(DATASET ENTRIES begins)

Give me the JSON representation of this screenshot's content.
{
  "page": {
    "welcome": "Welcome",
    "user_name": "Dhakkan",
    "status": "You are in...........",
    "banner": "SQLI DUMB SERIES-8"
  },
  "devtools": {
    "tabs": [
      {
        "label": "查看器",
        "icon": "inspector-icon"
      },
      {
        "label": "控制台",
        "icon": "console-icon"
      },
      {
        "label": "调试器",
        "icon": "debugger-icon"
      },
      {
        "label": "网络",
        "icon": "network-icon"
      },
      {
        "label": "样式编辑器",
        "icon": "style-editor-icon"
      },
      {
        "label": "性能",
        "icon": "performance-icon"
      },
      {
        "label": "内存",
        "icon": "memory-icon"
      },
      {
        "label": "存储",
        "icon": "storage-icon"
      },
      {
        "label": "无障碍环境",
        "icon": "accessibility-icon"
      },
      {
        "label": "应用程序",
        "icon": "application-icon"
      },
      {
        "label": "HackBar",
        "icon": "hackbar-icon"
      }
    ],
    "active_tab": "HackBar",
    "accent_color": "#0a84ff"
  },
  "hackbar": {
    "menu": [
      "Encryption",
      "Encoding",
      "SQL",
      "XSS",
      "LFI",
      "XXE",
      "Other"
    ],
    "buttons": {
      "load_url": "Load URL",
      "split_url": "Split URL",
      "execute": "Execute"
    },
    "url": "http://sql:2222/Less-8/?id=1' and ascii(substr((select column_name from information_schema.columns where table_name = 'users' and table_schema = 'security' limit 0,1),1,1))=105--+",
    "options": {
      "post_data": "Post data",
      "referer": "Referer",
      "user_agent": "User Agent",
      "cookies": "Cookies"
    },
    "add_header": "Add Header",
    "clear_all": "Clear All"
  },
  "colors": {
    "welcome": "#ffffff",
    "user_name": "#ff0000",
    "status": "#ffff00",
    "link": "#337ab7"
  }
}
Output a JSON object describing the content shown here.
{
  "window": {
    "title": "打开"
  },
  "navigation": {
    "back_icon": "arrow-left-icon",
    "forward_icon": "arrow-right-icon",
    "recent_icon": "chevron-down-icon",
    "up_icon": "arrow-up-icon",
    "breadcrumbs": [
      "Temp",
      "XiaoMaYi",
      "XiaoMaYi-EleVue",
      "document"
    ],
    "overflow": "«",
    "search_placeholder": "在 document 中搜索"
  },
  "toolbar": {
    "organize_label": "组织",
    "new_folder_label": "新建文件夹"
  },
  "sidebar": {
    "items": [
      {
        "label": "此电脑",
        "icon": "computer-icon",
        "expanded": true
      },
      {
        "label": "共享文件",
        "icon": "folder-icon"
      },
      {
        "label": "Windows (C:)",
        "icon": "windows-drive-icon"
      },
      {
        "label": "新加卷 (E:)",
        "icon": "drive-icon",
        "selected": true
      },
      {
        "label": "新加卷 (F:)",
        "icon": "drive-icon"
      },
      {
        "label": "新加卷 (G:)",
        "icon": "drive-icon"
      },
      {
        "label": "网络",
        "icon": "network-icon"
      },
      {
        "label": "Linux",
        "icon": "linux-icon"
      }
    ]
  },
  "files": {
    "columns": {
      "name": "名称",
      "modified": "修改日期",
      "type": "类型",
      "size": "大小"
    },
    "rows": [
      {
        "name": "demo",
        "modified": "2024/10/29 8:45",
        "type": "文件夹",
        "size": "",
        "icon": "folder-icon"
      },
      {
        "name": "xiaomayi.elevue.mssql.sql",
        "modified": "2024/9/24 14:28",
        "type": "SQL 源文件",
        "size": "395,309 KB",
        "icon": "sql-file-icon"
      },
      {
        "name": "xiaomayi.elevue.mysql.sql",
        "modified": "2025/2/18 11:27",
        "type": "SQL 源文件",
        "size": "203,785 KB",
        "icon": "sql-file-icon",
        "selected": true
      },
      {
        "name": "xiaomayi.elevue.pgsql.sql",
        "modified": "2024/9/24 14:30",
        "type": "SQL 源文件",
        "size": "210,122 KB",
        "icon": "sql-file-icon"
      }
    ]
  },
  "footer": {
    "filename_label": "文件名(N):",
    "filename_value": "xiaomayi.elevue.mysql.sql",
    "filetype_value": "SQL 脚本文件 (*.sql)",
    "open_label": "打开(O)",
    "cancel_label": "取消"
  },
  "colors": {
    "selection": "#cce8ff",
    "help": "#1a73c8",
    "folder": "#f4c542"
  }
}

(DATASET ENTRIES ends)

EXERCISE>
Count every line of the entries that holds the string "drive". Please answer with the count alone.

FINISHED TASK>
4